* Task brief
The lines below that include the word "hint" are to be reported.

· · ·

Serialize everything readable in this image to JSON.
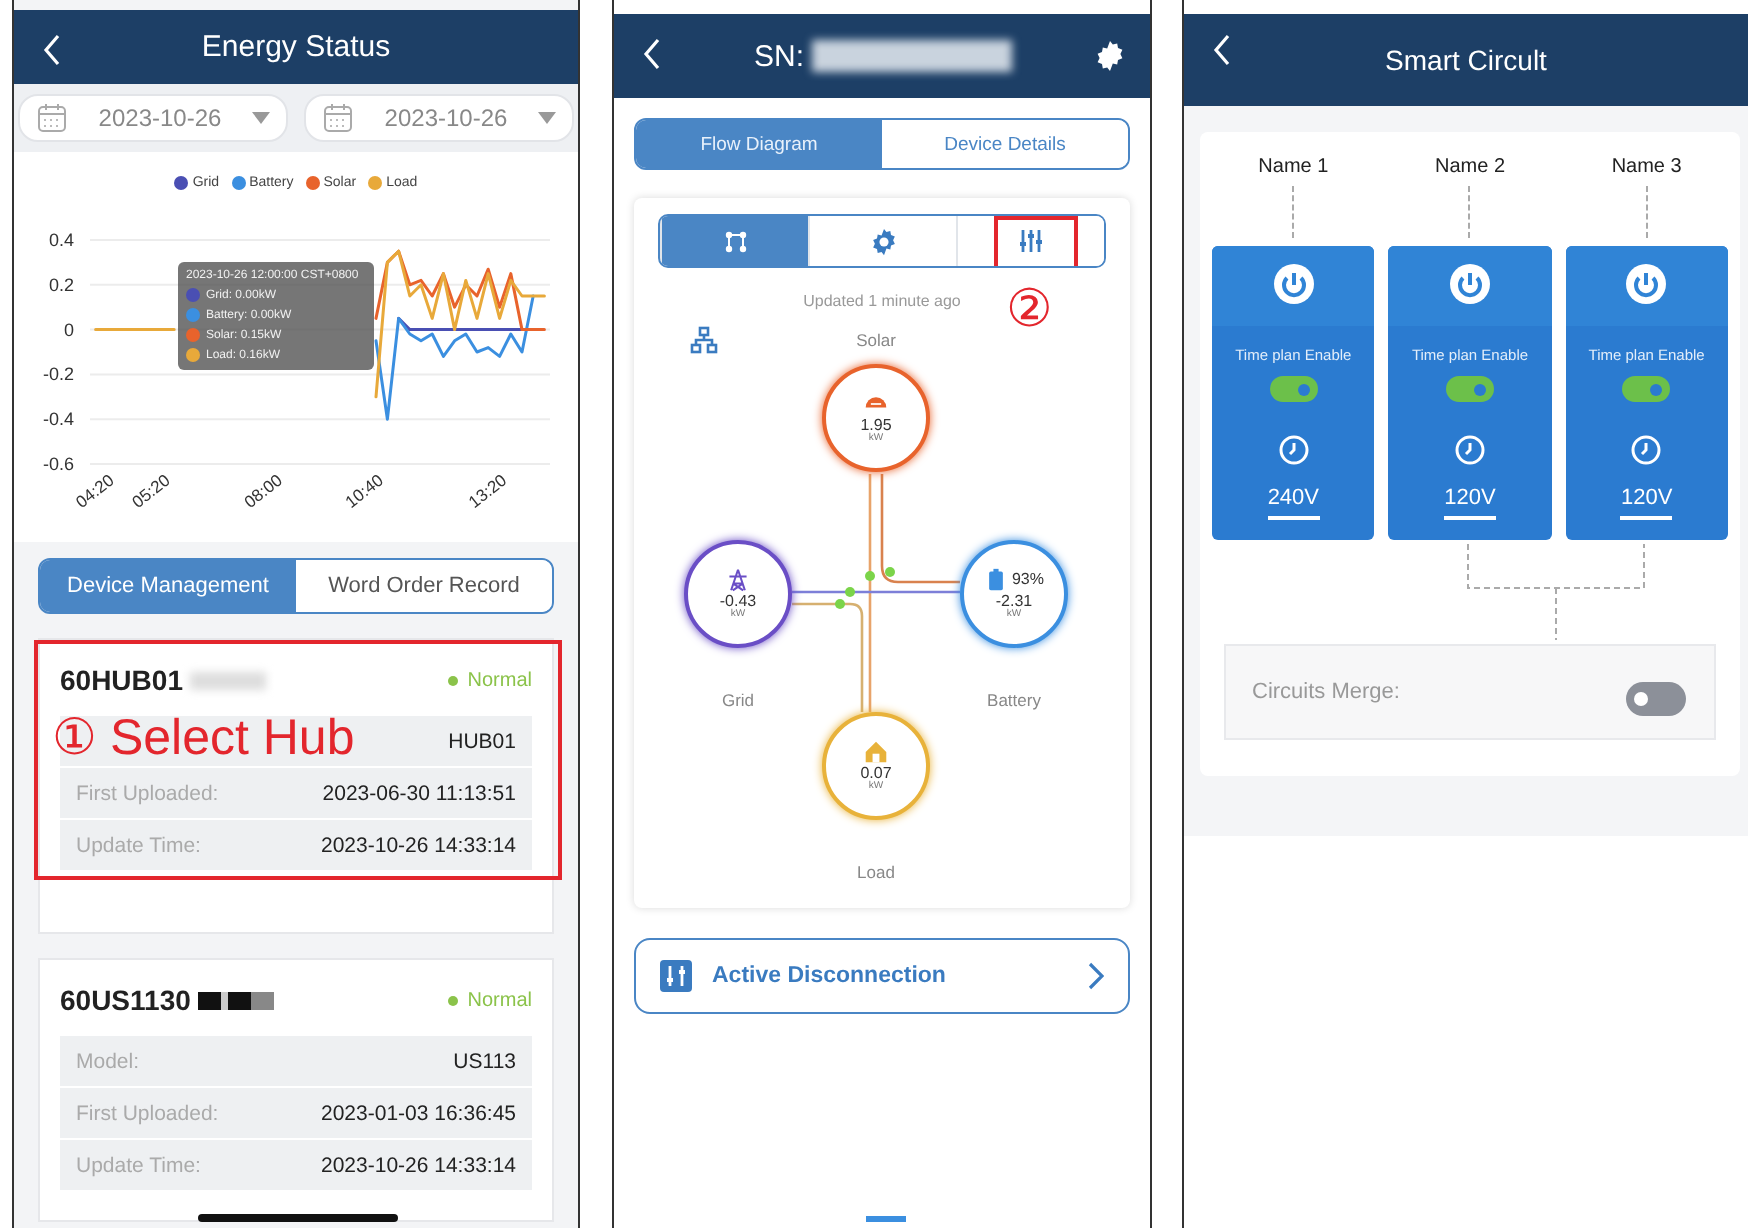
{
  "energy_status": {
    "title": "Energy Status",
    "date_from": "2023-10-26",
    "date_to": "2023-10-26",
    "chart_data": {
      "type": "line",
      "categories": [
        "04:20",
        null,
        null,
        null,
        null,
        "05:20",
        null,
        null,
        null,
        null,
        null,
        null,
        null,
        null,
        null,
        "08:00",
        null,
        null,
        null,
        null,
        null,
        null,
        null,
        null,
        "10:40",
        null,
        null,
        null,
        null,
        null,
        null,
        null,
        null,
        null,
        null,
        "13:20",
        null,
        null,
        null,
        null,
        null
      ],
      "grid": true,
      "legend": true,
      "ylim": [
        -0.6,
        0.4
      ],
      "yticks": [
        0.4,
        0.2,
        0,
        -0.2,
        -0.4,
        -0.6
      ],
      "series": [
        {
          "name": "Grid",
          "color": "#4a4fb3",
          "values": [
            null,
            null,
            null,
            null,
            null,
            null,
            null,
            null,
            null,
            null,
            null,
            null,
            null,
            null,
            null,
            null,
            null,
            null,
            null,
            null,
            null,
            null,
            null,
            null,
            null,
            null,
            null,
            0.05,
            0,
            0,
            0,
            0,
            0,
            0,
            0,
            0,
            0,
            0,
            0,
            null,
            null
          ]
        },
        {
          "name": "Battery",
          "color": "#3b8fe0",
          "values": [
            null,
            null,
            null,
            null,
            null,
            null,
            null,
            null,
            null,
            null,
            null,
            null,
            null,
            null,
            null,
            null,
            null,
            null,
            null,
            null,
            null,
            null,
            null,
            null,
            null,
            -0.05,
            -0.4,
            0.05,
            -0.02,
            -0.05,
            -0.02,
            -0.12,
            -0.05,
            -0.02,
            -0.1,
            -0.08,
            -0.12,
            -0.02,
            -0.1,
            0.15,
            null
          ]
        },
        {
          "name": "Solar",
          "color": "#e8632c",
          "values": [
            null,
            null,
            null,
            null,
            null,
            null,
            null,
            null,
            null,
            null,
            null,
            null,
            null,
            null,
            null,
            null,
            null,
            null,
            null,
            null,
            null,
            null,
            null,
            null,
            null,
            0.05,
            0.3,
            0.35,
            0.2,
            0.22,
            0.15,
            0.25,
            0.1,
            0.2,
            0.15,
            0.27,
            0.1,
            0.25,
            0,
            0,
            0
          ]
        },
        {
          "name": "Load",
          "color": "#e8a93a",
          "values": [
            0,
            0,
            0,
            0,
            0,
            0,
            0,
            0,
            null,
            null,
            null,
            null,
            null,
            null,
            null,
            null,
            null,
            null,
            null,
            null,
            null,
            null,
            null,
            null,
            null,
            -0.3,
            0.3,
            0.35,
            0.15,
            0.2,
            0.05,
            0.25,
            0,
            0.22,
            0.05,
            0.25,
            0.05,
            0.22,
            0.15,
            0.15,
            0.15
          ]
        }
      ]
    },
    "tooltip": {
      "title": "2023-10-26 12:00:00 CST+0800",
      "items": [
        "Grid: 0.00kW",
        "Battery: 0.00kW",
        "Solar: 0.15kW",
        "Load: 0.16kW"
      ]
    },
    "tabs": [
      {
        "label": "Device Management",
        "selected": true
      },
      {
        "label": "Word Order Record",
        "selected": false
      }
    ],
    "devices": [
      {
        "serial": "60HUB01",
        "status": "Normal",
        "rows": [
          {
            "value": "HUB01"
          },
          {
            "label": "First Uploaded:",
            "value": "2023-06-30 11:13:51"
          },
          {
            "label": "Update Time:",
            "value": "2023-10-26 14:33:14"
          }
        ]
      },
      {
        "serial": "60US1130",
        "status": "Normal",
        "rows": [
          {
            "label": "Model:",
            "value": "US113"
          },
          {
            "label": "First Uploaded:",
            "value": "2023-01-03 16:36:45"
          },
          {
            "label": "Update Time:",
            "value": "2023-10-26 14:33:14"
          }
        ]
      }
    ]
  },
  "device_screen": {
    "title": "SN:",
    "tabs": [
      {
        "label": "Flow Diagram",
        "selected": true
      },
      {
        "label": "Device Details",
        "selected": false
      }
    ],
    "view_tabs": [
      {
        "kind": "flow",
        "selected": true
      },
      {
        "kind": "settings",
        "selected": false
      },
      {
        "kind": "controls",
        "selected": false
      }
    ],
    "updated": "Updated 1 minute ago",
    "nodes": [
      {
        "kind": "solar",
        "label": "Solar",
        "value": "1.95",
        "unit": "kW"
      },
      {
        "kind": "grid",
        "label": "Grid",
        "value": "-0.43",
        "unit": "kW"
      },
      {
        "kind": "battery",
        "label": "Battery",
        "value": "-2.31",
        "unit": "kW",
        "percent": "93%"
      },
      {
        "kind": "load",
        "label": "Load",
        "value": "0.07",
        "unit": "kW"
      }
    ],
    "action": "Active Disconnection"
  },
  "smart_circuit": {
    "title": "Smart Circult",
    "circuits": [
      {
        "name": "Name 1",
        "plan_label": "Time plan Enable",
        "on": true,
        "voltage": "240V"
      },
      {
        "name": "Name 2",
        "plan_label": "Time plan Enable",
        "on": true,
        "voltage": "120V"
      },
      {
        "name": "Name 3",
        "plan_label": "Time plan Enable",
        "on": true,
        "voltage": "120V"
      }
    ],
    "merge": {
      "label": "Circuits Merge:",
      "on": false
    }
  },
  "annotations": [
    {
      "kind": "hub",
      "text": "① Select Hub"
    },
    {
      "kind": "tab",
      "text": "②"
    }
  ]
}
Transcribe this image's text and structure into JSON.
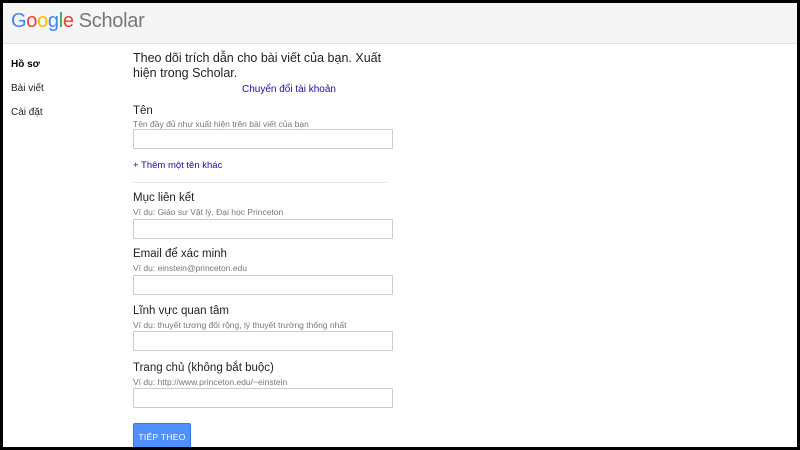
{
  "header": {
    "logo_google": [
      "G",
      "o",
      "o",
      "g",
      "l",
      "e"
    ],
    "logo_product": "Scholar"
  },
  "sidebar": {
    "items": [
      {
        "label": "Hồ sơ",
        "active": true
      },
      {
        "label": "Bài viết",
        "active": false
      },
      {
        "label": "Cài đặt",
        "active": false
      }
    ]
  },
  "main": {
    "intro": "Theo dõi trích dẫn cho bài viết của bạn. Xuất hiện trong Scholar.",
    "switch_account": "Chuyển đổi tài khoản",
    "name": {
      "label": "Tên",
      "hint": "Tên đầy đủ như xuất hiện trên bài viết của bạn",
      "value": ""
    },
    "add_name": "+ Thêm một tên khác",
    "affiliation": {
      "label": "Mục liên kết",
      "hint": "Ví dụ: Giáo sư Vật lý, Đại học Princeton",
      "value": ""
    },
    "email": {
      "label": "Email để xác minh",
      "hint": "Ví dụ: einstein@princeton.edu",
      "value": ""
    },
    "interests": {
      "label": "Lĩnh vực quan tâm",
      "hint": "Ví dụ: thuyết tương đối rộng, lý thuyết trường thống nhất",
      "value": ""
    },
    "homepage": {
      "label": "Trang chủ (không bắt buộc)",
      "hint": "Ví dụ: http://www.princeton.edu/~einstein",
      "value": ""
    },
    "next_button": "TIẾP THEO"
  }
}
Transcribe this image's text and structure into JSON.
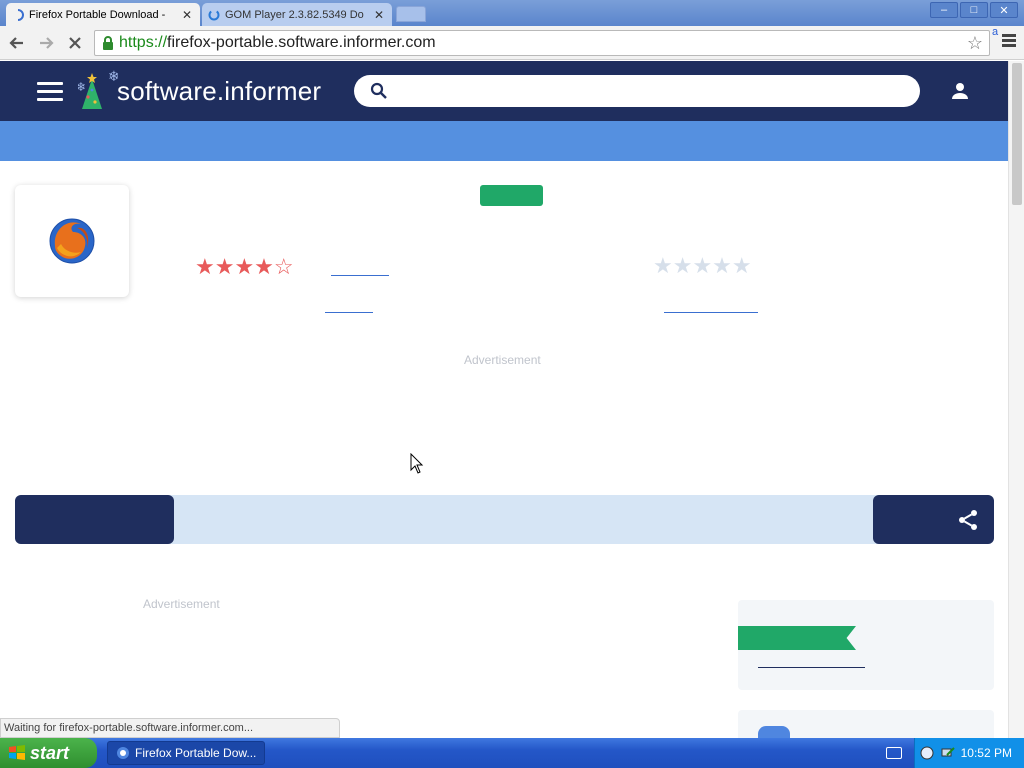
{
  "browser": {
    "tabs": [
      {
        "title": "Firefox Portable Download -",
        "active": true,
        "close": "✕"
      },
      {
        "title": "GOM Player 2.3.82.5349 Do",
        "active": false,
        "close": "✕"
      }
    ],
    "window_buttons": [
      "–",
      "□",
      "✕"
    ],
    "address": {
      "scheme": "https://",
      "host": "firefox-portable.software.informer.com"
    },
    "extension_badge": "a",
    "status_text": "Waiting for firefox-portable.software.informer.com..."
  },
  "site": {
    "logo_text": "software.informer",
    "search_placeholder": "",
    "icons": [
      "hamburger-icon",
      "search-icon",
      "user-icon",
      "share-icon"
    ],
    "colors": {
      "header": "#1f2e5e",
      "subbar": "#5590e0",
      "green": "#20a868",
      "star_red": "#e85a5a",
      "star_grey": "#d6dfea"
    }
  },
  "app": {
    "user_rating_stars": "★★★★☆",
    "editor_rating_stars": "★★★★★",
    "user_rating": 4,
    "editor_rating": 0
  },
  "ads": {
    "label_top": "Advertisement",
    "label_left": "Advertisement"
  },
  "taskbar": {
    "start_label": "start",
    "task_title": "Firefox Portable Dow...",
    "clock": "10:52 PM"
  }
}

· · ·

* Written answer
      "hint": "Tên đầy đủ như xuất hiện trên bài viết của bạn",
      "hint": "Ví dụ: Giáo sư Vật lý, Đại học Princeton",
      "hint": "Ví dụ: einstein@princeton.edu",
      "hint": "Ví dụ: thuyết tương đối rộng, lý thuyết trường thống nhất",
      "hint": "Ví dụ: http://www.princeton.edu/~einstein",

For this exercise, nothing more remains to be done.